- **YOUR ASSIGNMENT**: The entries that follow are to be duplicated in full, character for character.

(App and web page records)
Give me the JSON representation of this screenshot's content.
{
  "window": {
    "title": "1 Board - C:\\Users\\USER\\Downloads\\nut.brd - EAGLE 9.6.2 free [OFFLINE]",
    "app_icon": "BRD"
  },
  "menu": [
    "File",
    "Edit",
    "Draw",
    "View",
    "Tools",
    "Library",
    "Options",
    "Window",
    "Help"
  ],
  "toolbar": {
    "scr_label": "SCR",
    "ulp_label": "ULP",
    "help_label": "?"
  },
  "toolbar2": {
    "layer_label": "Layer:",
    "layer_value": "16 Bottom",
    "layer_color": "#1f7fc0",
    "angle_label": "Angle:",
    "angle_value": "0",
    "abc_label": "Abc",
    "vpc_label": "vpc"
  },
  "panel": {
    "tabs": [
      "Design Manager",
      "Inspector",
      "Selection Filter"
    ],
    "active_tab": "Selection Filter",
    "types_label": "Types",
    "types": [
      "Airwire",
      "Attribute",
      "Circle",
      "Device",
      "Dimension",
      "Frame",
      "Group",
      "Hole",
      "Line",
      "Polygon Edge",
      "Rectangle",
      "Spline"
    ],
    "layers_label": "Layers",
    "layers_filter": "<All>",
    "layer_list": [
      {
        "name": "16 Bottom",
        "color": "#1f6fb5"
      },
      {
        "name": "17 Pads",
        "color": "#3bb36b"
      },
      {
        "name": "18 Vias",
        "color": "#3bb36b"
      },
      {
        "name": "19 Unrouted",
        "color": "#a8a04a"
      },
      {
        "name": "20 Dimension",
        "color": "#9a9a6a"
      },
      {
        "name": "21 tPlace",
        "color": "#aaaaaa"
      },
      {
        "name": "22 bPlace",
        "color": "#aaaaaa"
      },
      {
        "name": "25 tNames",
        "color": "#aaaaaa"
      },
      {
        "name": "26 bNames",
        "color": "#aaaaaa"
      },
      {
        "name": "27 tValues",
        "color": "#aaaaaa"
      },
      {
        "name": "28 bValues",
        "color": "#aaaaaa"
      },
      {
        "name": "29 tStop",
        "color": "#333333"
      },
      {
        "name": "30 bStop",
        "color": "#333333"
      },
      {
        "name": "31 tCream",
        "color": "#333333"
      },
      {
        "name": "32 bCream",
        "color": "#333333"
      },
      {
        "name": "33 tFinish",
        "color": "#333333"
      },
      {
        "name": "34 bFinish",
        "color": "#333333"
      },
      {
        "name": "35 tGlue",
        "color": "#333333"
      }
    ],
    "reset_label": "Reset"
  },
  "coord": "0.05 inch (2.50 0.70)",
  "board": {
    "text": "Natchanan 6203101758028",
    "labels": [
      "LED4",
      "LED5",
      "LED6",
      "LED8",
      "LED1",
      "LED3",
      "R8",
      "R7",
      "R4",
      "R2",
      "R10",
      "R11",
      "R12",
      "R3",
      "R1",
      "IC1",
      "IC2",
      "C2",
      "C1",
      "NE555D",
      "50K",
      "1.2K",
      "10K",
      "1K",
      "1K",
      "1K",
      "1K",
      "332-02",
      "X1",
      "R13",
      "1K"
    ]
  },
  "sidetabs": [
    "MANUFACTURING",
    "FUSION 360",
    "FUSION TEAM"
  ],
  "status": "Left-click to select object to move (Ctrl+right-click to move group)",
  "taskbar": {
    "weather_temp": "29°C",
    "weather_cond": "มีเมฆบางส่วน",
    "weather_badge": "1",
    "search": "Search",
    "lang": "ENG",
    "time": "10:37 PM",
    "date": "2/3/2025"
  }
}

- **YOUR SOLUTION**:
Give me the JSON representation of this screenshot's content.
{
  "window": {
    "title": "1 Board - C:\\Users\\USER\\Downloads\\nut.brd - EAGLE 9.6.2 free [OFFLINE]",
    "app_icon": "BRD"
  },
  "menu": [
    "File",
    "Edit",
    "Draw",
    "View",
    "Tools",
    "Library",
    "Options",
    "Window",
    "Help"
  ],
  "toolbar": {
    "scr_label": "SCR",
    "ulp_label": "ULP",
    "help_label": "?"
  },
  "toolbar2": {
    "layer_label": "Layer:",
    "layer_value": "16 Bottom",
    "layer_color": "#1f7fc0",
    "angle_label": "Angle:",
    "angle_value": "0",
    "abc_label": "Abc",
    "vpc_label": "vpc"
  },
  "panel": {
    "tabs": [
      "Design Manager",
      "Inspector",
      "Selection Filter"
    ],
    "active_tab": "Selection Filter",
    "types_label": "Types",
    "types": [
      "Airwire",
      "Attribute",
      "Circle",
      "Device",
      "Dimension",
      "Frame",
      "Group",
      "Hole",
      "Line",
      "Polygon Edge",
      "Rectangle",
      "Spline"
    ],
    "layers_label": "Layers",
    "layers_filter": "<All>",
    "layer_list": [
      {
        "name": "16 Bottom",
        "color": "#1f6fb5"
      },
      {
        "name": "17 Pads",
        "color": "#3bb36b"
      },
      {
        "name": "18 Vias",
        "color": "#3bb36b"
      },
      {
        "name": "19 Unrouted",
        "color": "#a8a04a"
      },
      {
        "name": "20 Dimension",
        "color": "#9a9a6a"
      },
      {
        "name": "21 tPlace",
        "color": "#aaaaaa"
      },
      {
        "name": "22 bPlace",
        "color": "#aaaaaa"
      },
      {
        "name": "25 tNames",
        "color": "#aaaaaa"
      },
      {
        "name": "26 bNames",
        "color": "#aaaaaa"
      },
      {
        "name": "27 tValues",
        "color": "#aaaaaa"
      },
      {
        "name": "28 bValues",
        "color": "#aaaaaa"
      },
      {
        "name": "29 tStop",
        "color": "#333333"
      },
      {
        "name": "30 bStop",
        "color": "#333333"
      },
      {
        "name": "31 tCream",
        "color": "#333333"
      },
      {
        "name": "32 bCream",
        "color": "#333333"
      },
      {
        "name": "33 tFinish",
        "color": "#333333"
      },
      {
        "name": "34 bFinish",
        "color": "#333333"
      },
      {
        "name": "35 tGlue",
        "color": "#333333"
      }
    ],
    "reset_label": "Reset"
  },
  "coord": "0.05 inch (2.50 0.70)",
  "board": {
    "text": "Natchanan 6203101758028",
    "labels": [
      "LED4",
      "LED5",
      "LED6",
      "LED8",
      "LED1",
      "LED3",
      "R8",
      "R7",
      "R4",
      "R2",
      "R10",
      "R11",
      "R12",
      "R3",
      "R1",
      "IC1",
      "IC2",
      "C2",
      "C1",
      "NE555D",
      "50K",
      "1.2K",
      "10K",
      "1K",
      "1K",
      "1K",
      "1K",
      "332-02",
      "X1",
      "R13",
      "1K"
    ]
  },
  "sidetabs": [
    "MANUFACTURING",
    "FUSION 360",
    "FUSION TEAM"
  ],
  "status": "Left-click to select object to move (Ctrl+right-click to move group)",
  "taskbar": {
    "weather_temp": "29°C",
    "weather_cond": "มีเมฆบางส่วน",
    "weather_badge": "1",
    "search": "Search",
    "lang": "ENG",
    "time": "10:37 PM",
    "date": "2/3/2025"
  }
}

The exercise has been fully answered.